§ What you are asked to do
Identify each line below that contains the word "desc", and copy it out.

· · · · · · ·

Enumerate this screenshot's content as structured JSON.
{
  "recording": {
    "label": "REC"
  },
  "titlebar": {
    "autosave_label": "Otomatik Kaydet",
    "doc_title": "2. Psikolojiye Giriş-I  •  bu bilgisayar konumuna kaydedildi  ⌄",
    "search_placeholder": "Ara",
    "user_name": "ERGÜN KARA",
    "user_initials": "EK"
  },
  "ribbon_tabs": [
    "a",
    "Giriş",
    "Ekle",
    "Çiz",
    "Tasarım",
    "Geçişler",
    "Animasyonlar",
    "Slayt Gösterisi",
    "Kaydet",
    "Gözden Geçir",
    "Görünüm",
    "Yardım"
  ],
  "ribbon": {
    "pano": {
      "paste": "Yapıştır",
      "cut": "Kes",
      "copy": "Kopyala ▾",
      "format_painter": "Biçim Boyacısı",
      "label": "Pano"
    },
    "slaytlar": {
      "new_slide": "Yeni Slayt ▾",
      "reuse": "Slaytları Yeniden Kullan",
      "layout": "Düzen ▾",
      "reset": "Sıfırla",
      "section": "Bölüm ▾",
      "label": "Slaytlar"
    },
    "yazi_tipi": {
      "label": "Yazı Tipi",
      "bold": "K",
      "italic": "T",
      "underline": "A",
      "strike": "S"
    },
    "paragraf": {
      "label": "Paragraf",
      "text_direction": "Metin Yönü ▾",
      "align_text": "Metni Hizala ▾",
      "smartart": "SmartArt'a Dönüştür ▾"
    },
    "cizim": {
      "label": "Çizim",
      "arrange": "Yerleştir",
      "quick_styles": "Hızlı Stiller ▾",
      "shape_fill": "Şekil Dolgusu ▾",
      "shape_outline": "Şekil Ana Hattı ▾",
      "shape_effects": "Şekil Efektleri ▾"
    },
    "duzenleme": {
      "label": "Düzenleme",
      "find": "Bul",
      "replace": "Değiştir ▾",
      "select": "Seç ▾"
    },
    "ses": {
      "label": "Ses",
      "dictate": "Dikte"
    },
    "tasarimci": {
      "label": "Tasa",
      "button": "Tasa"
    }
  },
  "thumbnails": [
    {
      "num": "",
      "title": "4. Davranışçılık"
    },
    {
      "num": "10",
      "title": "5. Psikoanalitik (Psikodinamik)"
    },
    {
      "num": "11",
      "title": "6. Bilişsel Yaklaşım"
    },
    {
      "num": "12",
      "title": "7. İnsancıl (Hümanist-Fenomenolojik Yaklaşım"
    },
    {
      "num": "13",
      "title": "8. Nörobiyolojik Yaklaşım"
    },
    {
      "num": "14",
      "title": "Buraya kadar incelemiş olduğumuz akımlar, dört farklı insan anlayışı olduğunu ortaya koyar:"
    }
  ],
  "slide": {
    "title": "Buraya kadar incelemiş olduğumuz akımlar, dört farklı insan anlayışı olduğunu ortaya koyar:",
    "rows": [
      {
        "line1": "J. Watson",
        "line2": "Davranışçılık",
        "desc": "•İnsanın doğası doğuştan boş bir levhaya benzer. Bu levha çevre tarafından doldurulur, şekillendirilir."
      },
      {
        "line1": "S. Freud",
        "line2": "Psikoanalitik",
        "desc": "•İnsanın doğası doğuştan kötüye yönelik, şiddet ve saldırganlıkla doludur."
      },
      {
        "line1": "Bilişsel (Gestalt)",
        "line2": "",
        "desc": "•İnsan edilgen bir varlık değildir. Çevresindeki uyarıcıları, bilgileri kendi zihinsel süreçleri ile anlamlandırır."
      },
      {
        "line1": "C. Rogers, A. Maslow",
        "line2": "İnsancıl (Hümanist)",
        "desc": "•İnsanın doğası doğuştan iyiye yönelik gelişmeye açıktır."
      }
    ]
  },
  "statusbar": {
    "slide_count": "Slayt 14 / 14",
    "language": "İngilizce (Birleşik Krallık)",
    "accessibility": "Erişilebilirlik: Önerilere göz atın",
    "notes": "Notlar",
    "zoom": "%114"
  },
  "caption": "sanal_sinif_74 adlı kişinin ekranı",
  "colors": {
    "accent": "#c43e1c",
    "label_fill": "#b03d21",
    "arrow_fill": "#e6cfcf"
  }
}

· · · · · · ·

§ Expected output
        "desc": "•İnsanın doğası doğuştan boş bir levhaya benzer. Bu levha çevre tarafından doldurulur, şekillendirilir."
        "desc": "•İnsanın doğası doğuştan kötüye yönelik, şiddet ve saldırganlıkla doludur."
        "desc": "•İnsan edilgen bir varlık değildir. Çevresindeki uyarıcıları, bilgileri kendi zihinsel süreçleri ile anlamlandırır."
        "desc": "•İnsanın doğası doğuştan iyiye yönelik gelişmeye açıktır."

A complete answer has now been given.